I am a small time operator. I find meaning in the contrast between opposites. My work is an effort to balance mind and body. I use technology against itself. I bring into question modern technology, as a point of reference. I bring antiquated technology, telephone parts, stereoscope viewers, antique drills, violins, piano parts, and animal bones, ad infinitum into a flux where the humor of the combination of materials begins to create, ex machina, meaning in and of itself. My name is David Isakson. I weld and join materials to make humorous deconstructions out of everyday objects. My art is an outsider deconstruction that blurs the distinction between the inside and outside world, thought and feeling.
ARTIST’S STATEMENT: Larry Janss
As a youngster, I was surrounded by the works of many of the finest working artists of the day, my father having been a consummate collector of modern art. Wherever I looked, my gaze fell upon one sublimely beautiful, provocative artwork or another.
Later, when I was seventeen years old, I was brazenly bribed by my father. The deal he forced on me was that if I’d get my abysmal school grades up, he’d treat me to a summer photographic workshop with the acclaimed master, Ansel Adams, my then (and current) artistic hero. Thus, from my adolescent emersion in the great paintings and my teenage submersion in the study of the great photographs, my time and purpose in the world was predestined.
My recent experimenting in assemblage/constructive sculpture has surprised me and I’m rapidly falling under its spell. I am surprised and amused to I find that I am drawn to iconic religious themes in my assemblages – Catholic, Buddhist, Hindi, Judaic.
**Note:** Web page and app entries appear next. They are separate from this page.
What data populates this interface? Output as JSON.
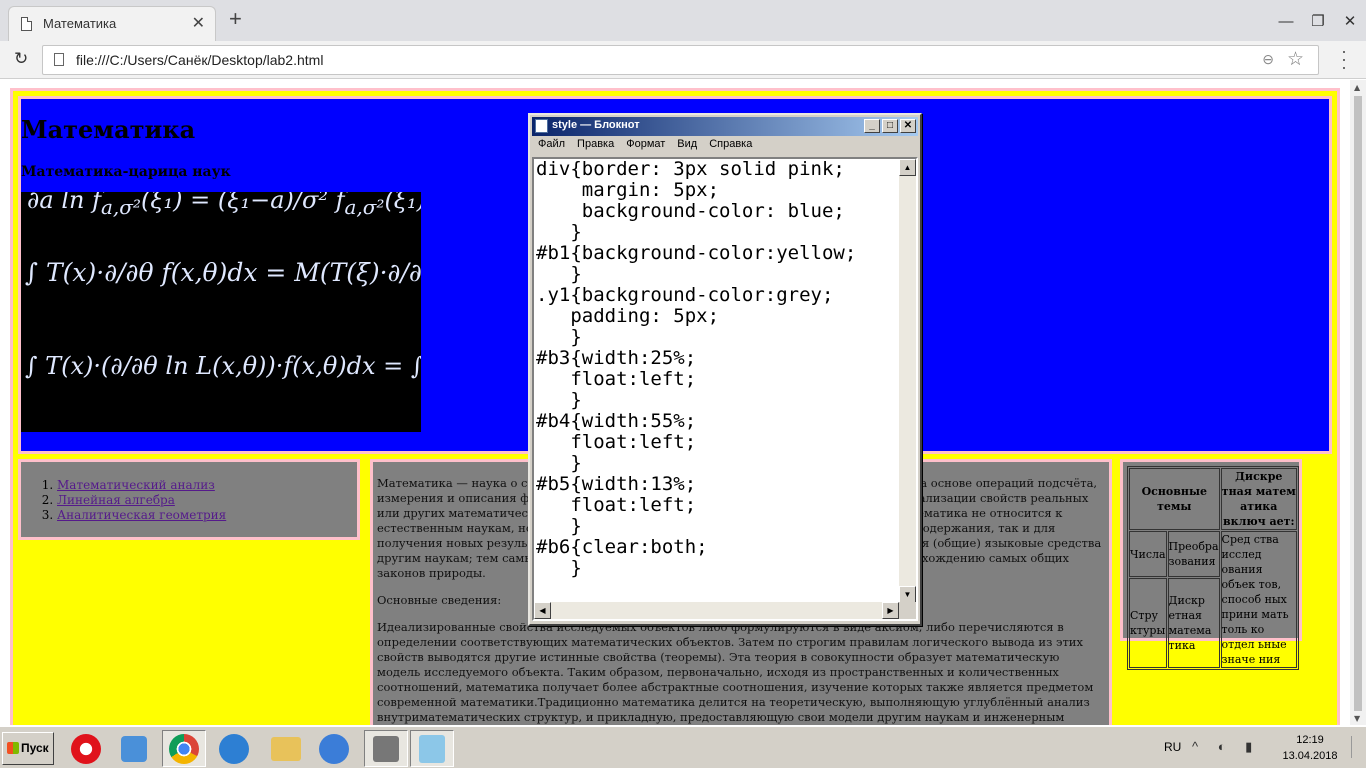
{
  "browser": {
    "tab_title": "Математика",
    "tab_close": "✕",
    "new_tab": "+",
    "window_controls": [
      "—",
      "❐",
      "✕"
    ],
    "url": "file:///C:/Users/Санёк/Desktop/lab2.html"
  },
  "page": {
    "heading": "Математика",
    "subheading": "Математика-царица наук",
    "nav_links": [
      "Математический анализ",
      "Линейная алгебра",
      "Аналитическая геометрия"
    ],
    "article_paragraphs": [
      "Математика — наука о структурах, порядке и отношениях, исторически сложившаяся на основе операций подсчёта, измерения и описания формы объектов. Математические объекты создаются путём идеализации свойств реальных или других математических объектов и записи этих свойств на формальном языке. Математика не относится к естественным наукам, но широко используется в них как для точной формулировки их содержания, так и для получения новых результатов. Математика — фундаментальная наука, предоставляющая (общие) языковые средства другим наукам; тем самым она выявляет их структурную взаимосвязь и способствует нахождению самых общих законов природы.",
      "Основные сведения:",
      "Идеализированные свойства исследуемых объектов либо формулируются в виде аксиом, либо перечисляются в определении соответствующих математических объектов. Затем по строгим правилам логического вывода из этих свойств выводятся другие истинные свойства (теоремы). Эта теория в совокупности образует математическую модель исследуемого объекта. Таким образом, первоначально, исходя из пространственных и количественных соотношений, математика получает более абстрактные соотношения, изучение которых также является предметом современной математики.Традиционно математика делится на теоретическую, выполняющую углублённый анализ внутриматематических структур, и прикладную, предоставляющую свои модели другим наукам и инженерным дисциплинам, причём некоторые из них занимают пограничное с математикой положение. В частности, формальная логика может рассматриваться и как часть философских наук, и как часть математических наук; механика — и физика, и"
    ],
    "table": {
      "headers": [
        "Основные темы",
        "Дискре тная матем атика включ ает:"
      ],
      "rows": [
        [
          "Числа",
          "Преобра зования",
          "Сред ства исслед ования объек тов, способ ных прини мать толь ко отдел ьные значе ния"
        ],
        [
          "Стру ктуры",
          "Дискр етная матема тика",
          ""
        ]
      ]
    },
    "colors": {
      "outer_bg": "#ffff00",
      "header_bg": "#0000ff",
      "block_bg": "#808080",
      "border": "#ffc0cb"
    }
  },
  "notepad": {
    "title": "style — Блокнот",
    "menu": [
      "Файл",
      "Правка",
      "Формат",
      "Вид",
      "Справка"
    ],
    "content": "div{border: 3px solid pink;\n    margin: 5px;\n    background-color: blue;\n   }\n#b1{background-color:yellow;\n   }\n.y1{background-color:grey;\n   padding: 5px;\n   }\n#b3{width:25%;\n   float:left;\n   }\n#b4{width:55%;\n   float:left;\n   }\n#b5{width:13%;\n   float:left;\n   }\n#b6{clear:both;\n   }"
  },
  "taskbar": {
    "start_label": "Пуск",
    "apps": [
      "opera-icon",
      "media-player-icon",
      "chrome-icon",
      "volume-app-icon",
      "explorer-icon",
      "mail-icon",
      "news-icon",
      "notepad-icon"
    ],
    "language": "RU",
    "time": "12:19",
    "date": "13.04.2018"
  }
}
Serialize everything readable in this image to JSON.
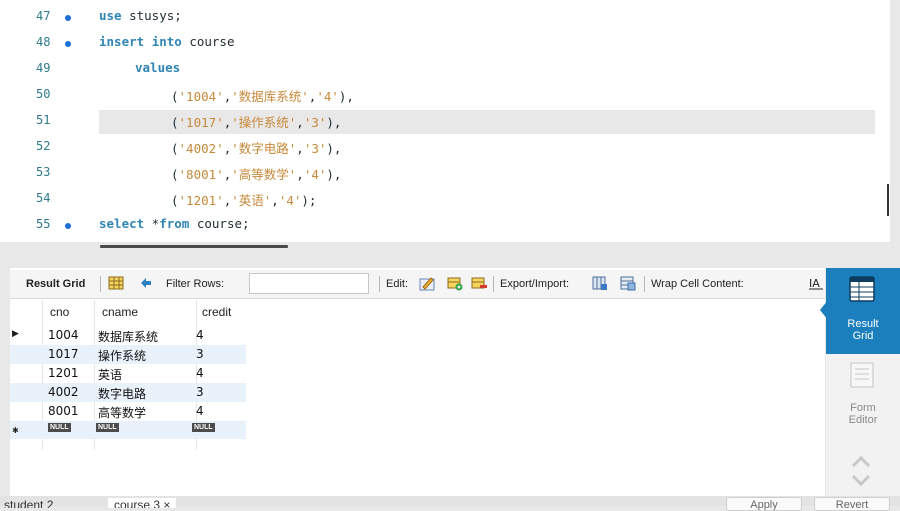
{
  "editor": {
    "lines": [
      {
        "num": "47",
        "dot": true,
        "parts": [
          {
            "t": "use",
            "c": "kw"
          },
          {
            "t": " stusys;",
            "c": "pun"
          }
        ]
      },
      {
        "num": "48",
        "dot": true,
        "parts": [
          {
            "t": "insert",
            "c": "kw"
          },
          {
            "t": " ",
            "c": "pun"
          },
          {
            "t": "into",
            "c": "kw"
          },
          {
            "t": " course",
            "c": "pun"
          }
        ]
      },
      {
        "num": "49",
        "dot": false,
        "parts": [
          {
            "t": "values",
            "c": "kw"
          }
        ]
      },
      {
        "num": "50",
        "dot": false,
        "parts": [
          {
            "t": "(",
            "c": "pun"
          },
          {
            "t": "'1004'",
            "c": "str"
          },
          {
            "t": ",",
            "c": "pun"
          },
          {
            "t": "'数据库系统'",
            "c": "str"
          },
          {
            "t": ",",
            "c": "pun"
          },
          {
            "t": "'4'",
            "c": "str"
          },
          {
            "t": "),",
            "c": "pun"
          }
        ]
      },
      {
        "num": "51",
        "dot": false,
        "parts": [
          {
            "t": "(",
            "c": "pun"
          },
          {
            "t": "'1017'",
            "c": "str"
          },
          {
            "t": ",",
            "c": "pun"
          },
          {
            "t": "'操作系统'",
            "c": "str"
          },
          {
            "t": ",",
            "c": "pun"
          },
          {
            "t": "'3'",
            "c": "str"
          },
          {
            "t": "),",
            "c": "pun"
          }
        ]
      },
      {
        "num": "52",
        "dot": false,
        "parts": [
          {
            "t": "(",
            "c": "pun"
          },
          {
            "t": "'4002'",
            "c": "str"
          },
          {
            "t": ",",
            "c": "pun"
          },
          {
            "t": "'数字电路'",
            "c": "str"
          },
          {
            "t": ",",
            "c": "pun"
          },
          {
            "t": "'3'",
            "c": "str"
          },
          {
            "t": "),",
            "c": "pun"
          }
        ]
      },
      {
        "num": "53",
        "dot": false,
        "parts": [
          {
            "t": "(",
            "c": "pun"
          },
          {
            "t": "'8001'",
            "c": "str"
          },
          {
            "t": ",",
            "c": "pun"
          },
          {
            "t": "'高等数学'",
            "c": "str"
          },
          {
            "t": ",",
            "c": "pun"
          },
          {
            "t": "'4'",
            "c": "str"
          },
          {
            "t": "),",
            "c": "pun"
          }
        ]
      },
      {
        "num": "54",
        "dot": false,
        "parts": [
          {
            "t": "(",
            "c": "pun"
          },
          {
            "t": "'1201'",
            "c": "str"
          },
          {
            "t": ",",
            "c": "pun"
          },
          {
            "t": "'英语'",
            "c": "str"
          },
          {
            "t": ",",
            "c": "pun"
          },
          {
            "t": "'4'",
            "c": "str"
          },
          {
            "t": ");",
            "c": "pun"
          }
        ]
      },
      {
        "num": "55",
        "dot": true,
        "parts": [
          {
            "t": "select",
            "c": "kw"
          },
          {
            "t": " *",
            "c": "pun"
          },
          {
            "t": "from",
            "c": "kw"
          },
          {
            "t": " course;",
            "c": "pun"
          }
        ]
      }
    ]
  },
  "toolbar": {
    "result_grid": "Result Grid",
    "filter_rows": "Filter Rows:",
    "filter_value": "",
    "edit": "Edit:",
    "export_import": "Export/Import:",
    "wrap": "Wrap Cell Content:"
  },
  "grid": {
    "columns": [
      "cno",
      "cname",
      "credit"
    ],
    "rows": [
      [
        "1004",
        "数据库系统",
        "4"
      ],
      [
        "1017",
        "操作系统",
        "3"
      ],
      [
        "1201",
        "英语",
        "4"
      ],
      [
        "4002",
        "数字电路",
        "3"
      ],
      [
        "8001",
        "高等数学",
        "4"
      ]
    ],
    "null_label": "NULL"
  },
  "side": {
    "result_grid": [
      "Result",
      "Grid"
    ],
    "form_editor": [
      "Form",
      "Editor"
    ]
  },
  "tabs": [
    "student 2",
    "course 3"
  ],
  "buttons": [
    "Apply",
    "Revert"
  ],
  "colors": {
    "accent": "#1b7fbd",
    "keyword": "#2f86b6",
    "string": "#c7893a",
    "line_number": "#2f7b8a"
  }
}
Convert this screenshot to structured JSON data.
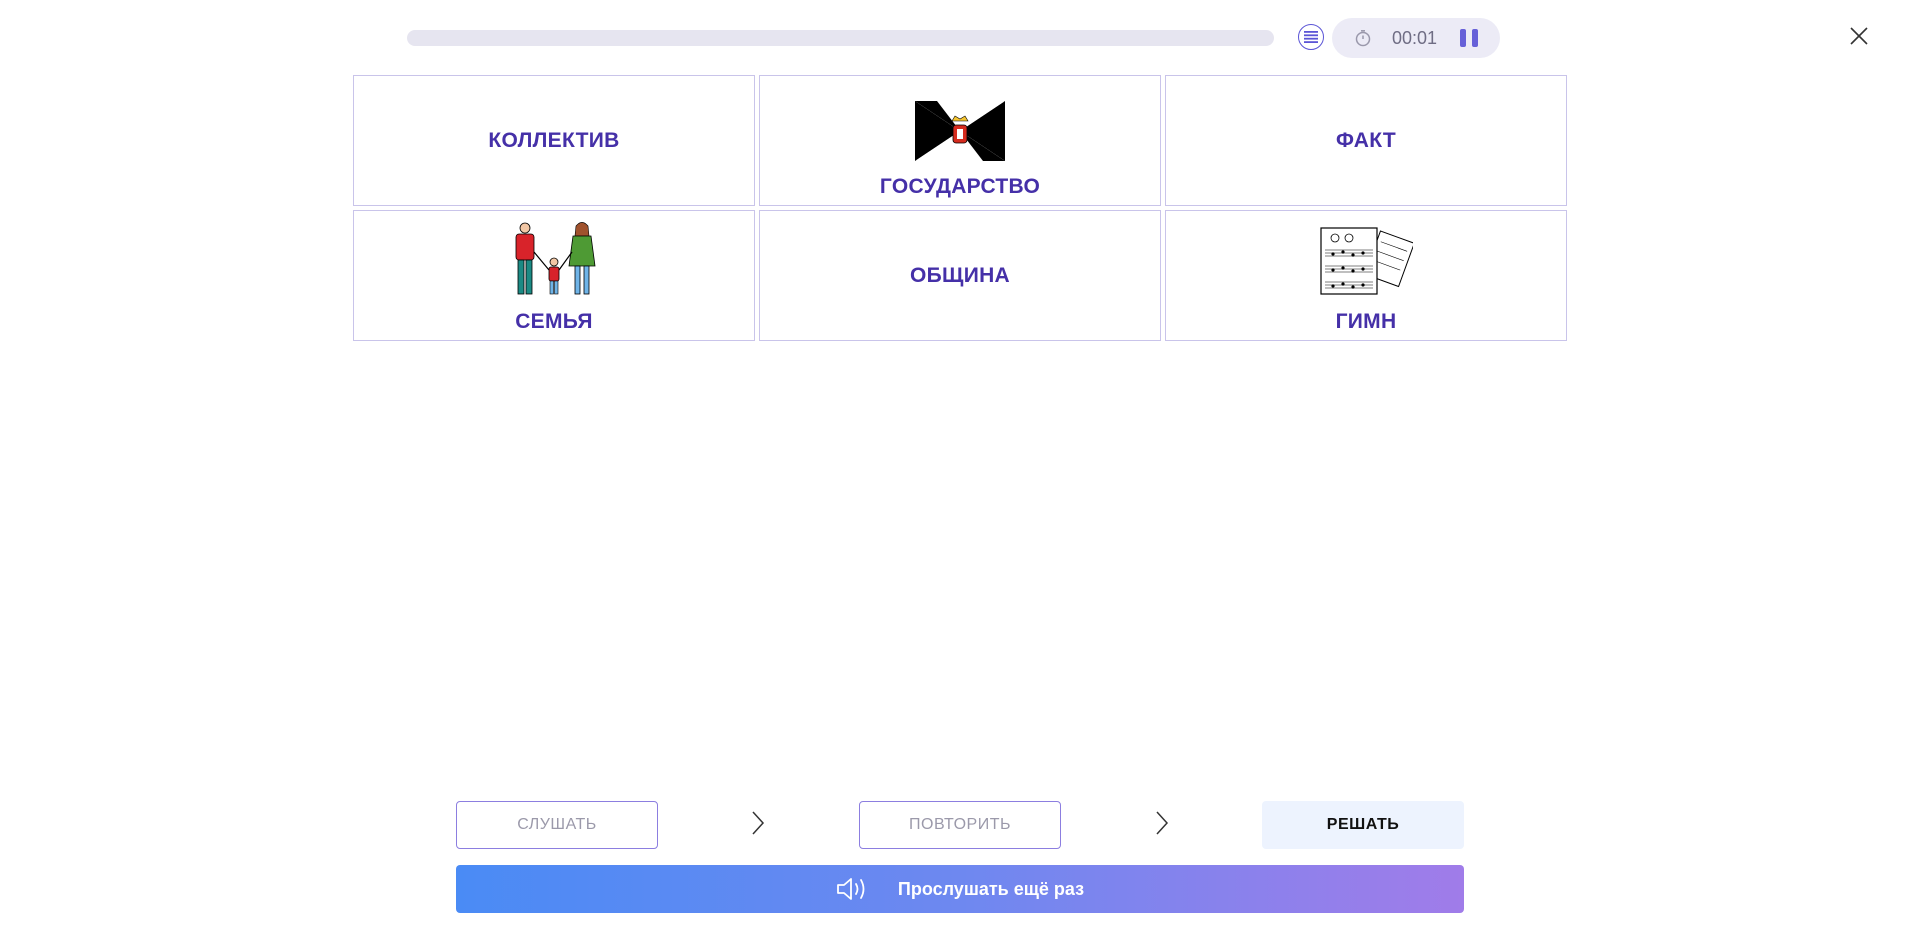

When asked to list my religious preferences, I tick off “other”, though I admit that I most resonate with Buddhism and Judaism, as they are the gentlest of the great “isms” of ascendant thought.
The older and more “mature” I’m getting, the more willing I’m finding myself to simply chase my art wherever it takes me.